[Work request]: When you retype the records that follow, keep each word as it is and drop any pictures.

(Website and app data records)
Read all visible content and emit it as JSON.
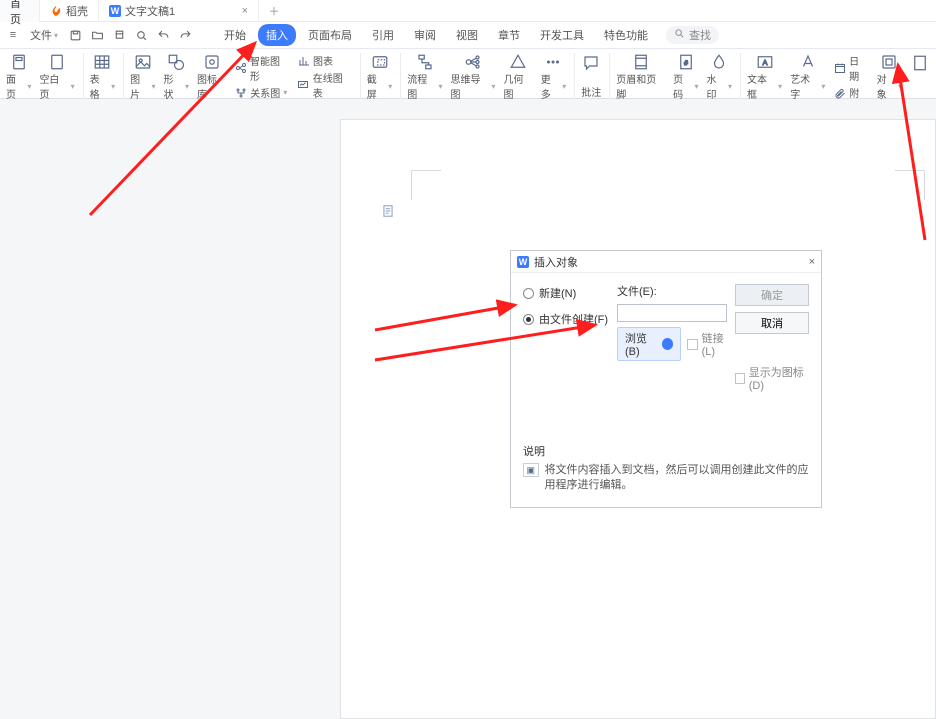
{
  "tabs": {
    "home": "首页",
    "daoke_icon": "W",
    "daoke": "稻壳",
    "doc_icon": "W",
    "doc": "文字文稿1"
  },
  "menubar": {
    "file": "文件",
    "search_placeholder": "查找",
    "tabs": [
      "开始",
      "插入",
      "页面布局",
      "引用",
      "审阅",
      "视图",
      "章节",
      "开发工具",
      "特色功能"
    ]
  },
  "ribbon": {
    "cover": "面页",
    "blank": "空白页",
    "table": "表格",
    "image": "图片",
    "shape": "形状",
    "iconlib": "图标库",
    "smart_shape": "智能图形",
    "chart": "图表",
    "relation": "关系图",
    "online_chart": "在线图表",
    "screenshot": "截屏",
    "flowchart": "流程图",
    "mindmap": "思维导图",
    "geometry": "几何图",
    "more": "更多",
    "comment": "批注",
    "headerfooter": "页眉和页脚",
    "pagenum": "页码",
    "watermark": "水印",
    "textbox": "文本框",
    "wordart": "艺术字",
    "date": "日期",
    "object": "对象"
  },
  "dialog": {
    "title": "插入对象",
    "opt_new": "新建(N)",
    "opt_file": "由文件创建(F)",
    "file_label": "文件(E):",
    "browse": "浏览(B)",
    "link": "链接(L)",
    "show_icon": "显示为图标(D)",
    "ok": "确定",
    "cancel": "取消",
    "explain_title": "说明",
    "explain_text": "将文件内容插入到文档，然后可以调用创建此文件的应用程序进行编辑。"
  }
}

[Solution]:
Read all visible content and emit it as JSON.
{
  "tabs": {
    "home": "首页",
    "daoke_icon": "W",
    "daoke": "稻壳",
    "doc_icon": "W",
    "doc": "文字文稿1"
  },
  "menubar": {
    "file": "文件",
    "search_placeholder": "查找",
    "tabs": [
      "开始",
      "插入",
      "页面布局",
      "引用",
      "审阅",
      "视图",
      "章节",
      "开发工具",
      "特色功能"
    ]
  },
  "ribbon": {
    "cover": "面页",
    "blank": "空白页",
    "table": "表格",
    "image": "图片",
    "shape": "形状",
    "iconlib": "图标库",
    "smart_shape": "智能图形",
    "chart": "图表",
    "relation": "关系图",
    "online_chart": "在线图表",
    "screenshot": "截屏",
    "flowchart": "流程图",
    "mindmap": "思维导图",
    "geometry": "几何图",
    "more": "更多",
    "comment": "批注",
    "headerfooter": "页眉和页脚",
    "pagenum": "页码",
    "watermark": "水印",
    "textbox": "文本框",
    "wordart": "艺术字",
    "date": "日期",
    "object": "对象"
  },
  "dialog": {
    "title": "插入对象",
    "opt_new": "新建(N)",
    "opt_file": "由文件创建(F)",
    "file_label": "文件(E):",
    "browse": "浏览(B)",
    "link": "链接(L)",
    "show_icon": "显示为图标(D)",
    "ok": "确定",
    "cancel": "取消",
    "explain_title": "说明",
    "explain_text": "将文件内容插入到文档，然后可以调用创建此文件的应用程序进行编辑。"
  }
}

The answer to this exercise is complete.